So what about Phantom Thread? Daniel Day-Lewis plays bachelor Reynolds Woodcock, (I wonder how many other ostentatious names Paul Thomas Anderson mulled over before alighting on this corker), who is an obsessive frock designer for the great and good in early 1950s London. He is a genius with the needle and thread, his clients love him and his sister Cyril, played by the exceptional Lesley Manville. cocoons him and dumps his muses for him when they have outlived their usefulness. He is suave, charming, precise and fastidious, but egocentric, boorish whilst still slightly camp, and prone to childish tantrums if all is not to his liking. He definitely loved his Mummy: his dresses are all ultimately tributes to her. He meets mysterious waitress Alma (Vicky Krieps) whilst away from London and seduces her. She falls for him, and his life, and moves into the London townhouse which also houses the business. He becomes dependent on her. The film charts their intense relationship and the way it affects him and his work. Reynolds has a fair few issues and a masochistic streak: Alma is his match, literally, equally complex and anything but helpless.

Put like this, as a romance, the story sounds commonplace. In the hands of Mr Anderson and the three leads, though, it is riveting and something altogether more rewarding. It looks, (costume designer Mark Bridges must have been in seventh heaven throughout), and sounds, (Jonny Greenwood should get the Oscar for his eclectic score), magical, but what really draws you in is the depth of these characters. There is a lot wrong, sometimes disturbingly so, with both of the lovers. At first you think Reynolds is just going to eat Alma up for breakfast, (breakfast, and specifically the correct way to butter toast, is a key motif here), then cast her aside. She persists, easing Cyril aside, takes on his mores and eventually finds a striking way to control him. This requires Vicky Krieps to match Mr Day-Lewis. The wonder is she succeeds. A stunning performance. PTA must have been ecstatic when she auditioned.

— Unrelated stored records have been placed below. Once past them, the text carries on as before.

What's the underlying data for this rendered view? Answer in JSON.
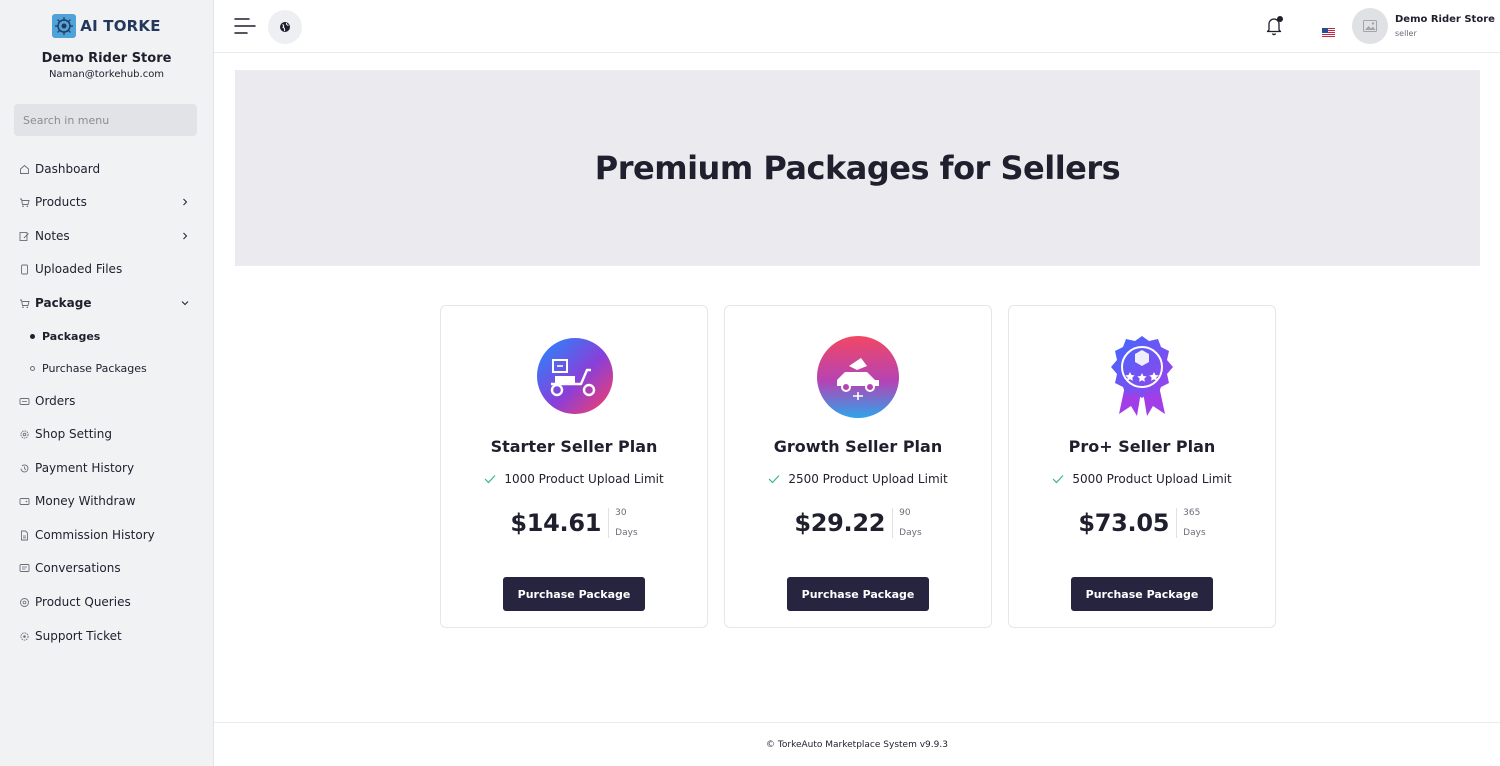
{
  "sidebar": {
    "brand": "AI TORKE",
    "store_name": "Demo Rider Store",
    "store_email": "Naman@torkehub.com",
    "search_placeholder": "Search in menu",
    "items": [
      {
        "label": "Dashboard",
        "icon": "home-icon"
      },
      {
        "label": "Products",
        "icon": "cart-icon"
      },
      {
        "label": "Notes",
        "icon": "note-icon"
      },
      {
        "label": "Uploaded Files",
        "icon": "file-icon"
      },
      {
        "label": "Package",
        "icon": "cart-icon"
      },
      {
        "label": "Orders",
        "icon": "orders-icon"
      },
      {
        "label": "Shop Setting",
        "icon": "gear-icon"
      },
      {
        "label": "Payment History",
        "icon": "history-icon"
      },
      {
        "label": "Money Withdraw",
        "icon": "wallet-icon"
      },
      {
        "label": "Commission History",
        "icon": "document-icon"
      },
      {
        "label": "Conversations",
        "icon": "chat-icon"
      },
      {
        "label": "Product Queries",
        "icon": "question-icon"
      },
      {
        "label": "Support Ticket",
        "icon": "support-icon"
      }
    ],
    "sub_items": [
      {
        "label": "Packages",
        "active": true
      },
      {
        "label": "Purchase Packages",
        "active": false
      }
    ]
  },
  "header": {
    "user_name": "Demo Rider Store",
    "user_role": "seller",
    "notification_dot_color": "#1f1f2e"
  },
  "hero": {
    "title": "Premium Packages for Sellers"
  },
  "packages": [
    {
      "name": "Starter Seller Plan",
      "feature": "1000 Product Upload Limit",
      "price": "$14.61",
      "duration": "30",
      "duration_unit": "Days",
      "button": "Purchase Package",
      "icon": "scooter-delivery-icon"
    },
    {
      "name": "Growth Seller Plan",
      "feature": "2500 Product Upload Limit",
      "price": "$29.22",
      "duration": "90",
      "duration_unit": "Days",
      "button": "Purchase Package",
      "icon": "car-delivery-icon"
    },
    {
      "name": "Pro+ Seller Plan",
      "feature": "5000 Product Upload Limit",
      "price": "$73.05",
      "duration": "365",
      "duration_unit": "Days",
      "button": "Purchase Package",
      "icon": "premium-badge-icon"
    }
  ],
  "footer": {
    "text": "© TorkeAuto Marketplace System v9.9.3"
  },
  "colors": {
    "accent": "#26243f",
    "check": "#3bb77e",
    "sidebar_bg": "#f1f2f4",
    "hero_bg": "#ebebef"
  }
}
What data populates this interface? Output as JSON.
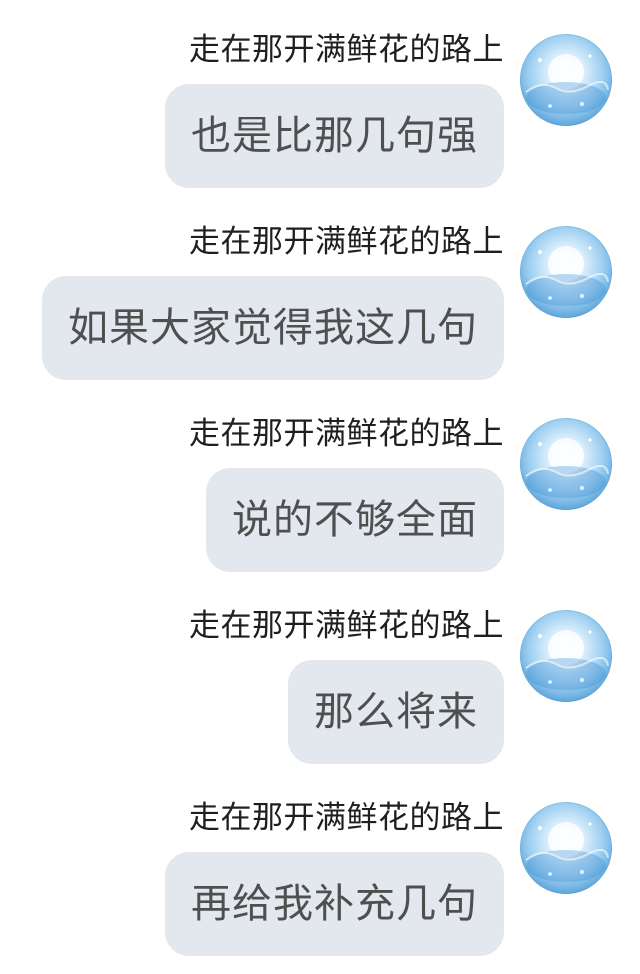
{
  "messages": [
    {
      "sender": "走在那开满鲜花的路上",
      "text": "也是比那几句强"
    },
    {
      "sender": "走在那开满鲜花的路上",
      "text": "如果大家觉得我这几句"
    },
    {
      "sender": "走在那开满鲜花的路上",
      "text": "说的不够全面"
    },
    {
      "sender": "走在那开满鲜花的路上",
      "text": "那么将来"
    },
    {
      "sender": "走在那开满鲜花的路上",
      "text": "再给我补充几句"
    }
  ],
  "avatar": {
    "icon": "avatar-sky-image",
    "colors": [
      "#f7fbff",
      "#9fd0f1",
      "#2f78c2"
    ]
  },
  "bubble_color": "#e3e8ef"
}
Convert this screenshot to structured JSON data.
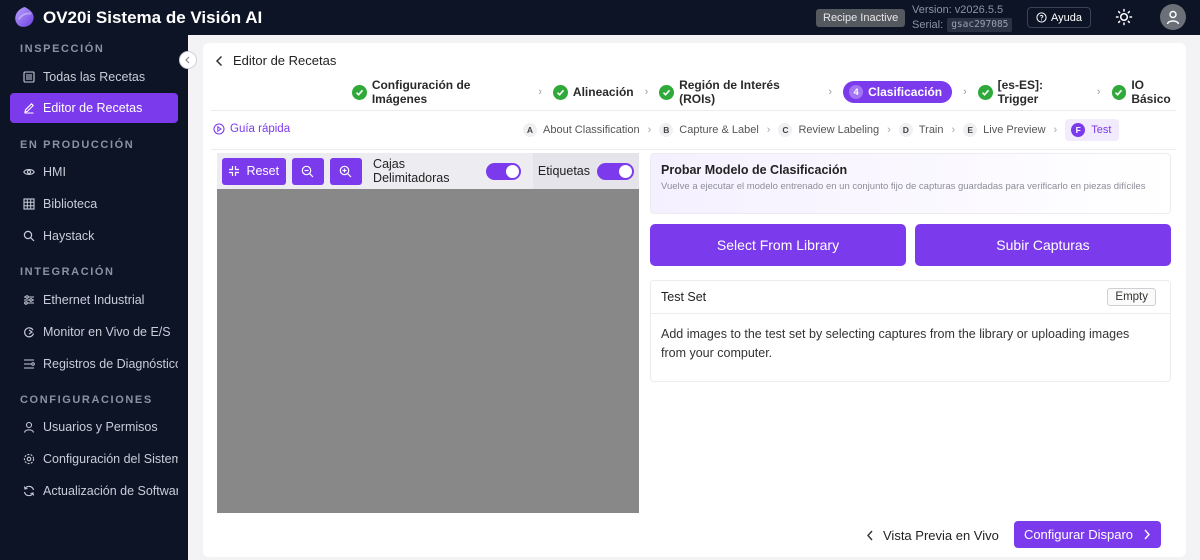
{
  "header": {
    "app_title": "OV20i Sistema de Visión AI",
    "recipe_status": "Recipe Inactive",
    "version": "Version: v2026.5.5",
    "serial_label": "Serial:",
    "serial_code": "gsac297085",
    "help": "Ayuda"
  },
  "sidebar": {
    "sections": [
      {
        "title": "INSPECCIÓN",
        "items": [
          {
            "label": "Todas las Recetas",
            "icon": "list-icon"
          },
          {
            "label": "Editor de Recetas",
            "icon": "edit-icon",
            "active": true
          }
        ]
      },
      {
        "title": "EN PRODUCCIÓN",
        "items": [
          {
            "label": "HMI",
            "icon": "eye-icon"
          },
          {
            "label": "Biblioteca",
            "icon": "grid-icon"
          },
          {
            "label": "Haystack",
            "icon": "search-icon"
          }
        ]
      },
      {
        "title": "INTEGRACIÓN",
        "items": [
          {
            "label": "Ethernet Industrial",
            "icon": "network-icon"
          },
          {
            "label": "Monitor en Vivo de E/S",
            "icon": "monitor-icon"
          },
          {
            "label": "Registros de Diagnóstico",
            "icon": "diagnostics-icon"
          }
        ]
      },
      {
        "title": "CONFIGURACIONES",
        "items": [
          {
            "label": "Usuarios y Permisos",
            "icon": "user-icon"
          },
          {
            "label": "Configuración del Sistema",
            "icon": "settings-icon"
          },
          {
            "label": "Actualización de Software",
            "icon": "refresh-icon"
          }
        ]
      }
    ]
  },
  "main": {
    "back_label": "Editor de Recetas",
    "steps": [
      {
        "label": "Configuración de Imágenes",
        "state": "done"
      },
      {
        "label": "Alineación",
        "state": "done"
      },
      {
        "label": "Región de Interés (ROIs)",
        "state": "done"
      },
      {
        "label": "Clasificación",
        "state": "current",
        "number": "4"
      },
      {
        "label": "[es-ES]: Trigger",
        "state": "done"
      },
      {
        "label": "IO Básico",
        "state": "done"
      }
    ],
    "guide_label": "Guía rápida",
    "substeps": [
      {
        "letter": "A",
        "label": "About Classification"
      },
      {
        "letter": "B",
        "label": "Capture & Label"
      },
      {
        "letter": "C",
        "label": "Review Labeling"
      },
      {
        "letter": "D",
        "label": "Train"
      },
      {
        "letter": "E",
        "label": "Live Preview"
      },
      {
        "letter": "F",
        "label": "Test",
        "current": true
      }
    ],
    "toolbar": {
      "reset": "Reset",
      "bbox_label": "Cajas Delimitadoras",
      "bbox_on": true,
      "labels_label": "Etiquetas",
      "labels_on": true
    },
    "test_panel": {
      "title": "Probar Modelo de Clasificación",
      "description": "Vuelve a ejecutar el modelo entrenado en un conjunto fijo de capturas guardadas para verificarlo en piezas difíciles",
      "select_btn": "Select From Library",
      "upload_btn": "Subir Capturas",
      "testset_title": "Test Set",
      "testset_badge": "Empty",
      "testset_body": "Add images to the test set by selecting captures from the library or uploading images from your computer."
    },
    "footer": {
      "preview": "Vista Previa en Vivo",
      "configure": "Configurar Disparo"
    }
  },
  "colors": {
    "accent": "#7c3aed",
    "sidebar_bg": "#0d1426",
    "success": "#2faa3a"
  }
}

There is a definite Hitchcockian, or Powell/Pressburger, vibe about the whole affair, and not just in the setting. (I was reminded of the opera version of Marnie at the ENO recently). There are allusions to fairy tales here, the Gothic sort where is all goes pear-shaped for the protagonists. It is often very funny. Yet this still feels, even with PTA’s fractured, exaggerated and unpredictable observation, ripe and real.  A triumph which will need another viewing, and another, for sure.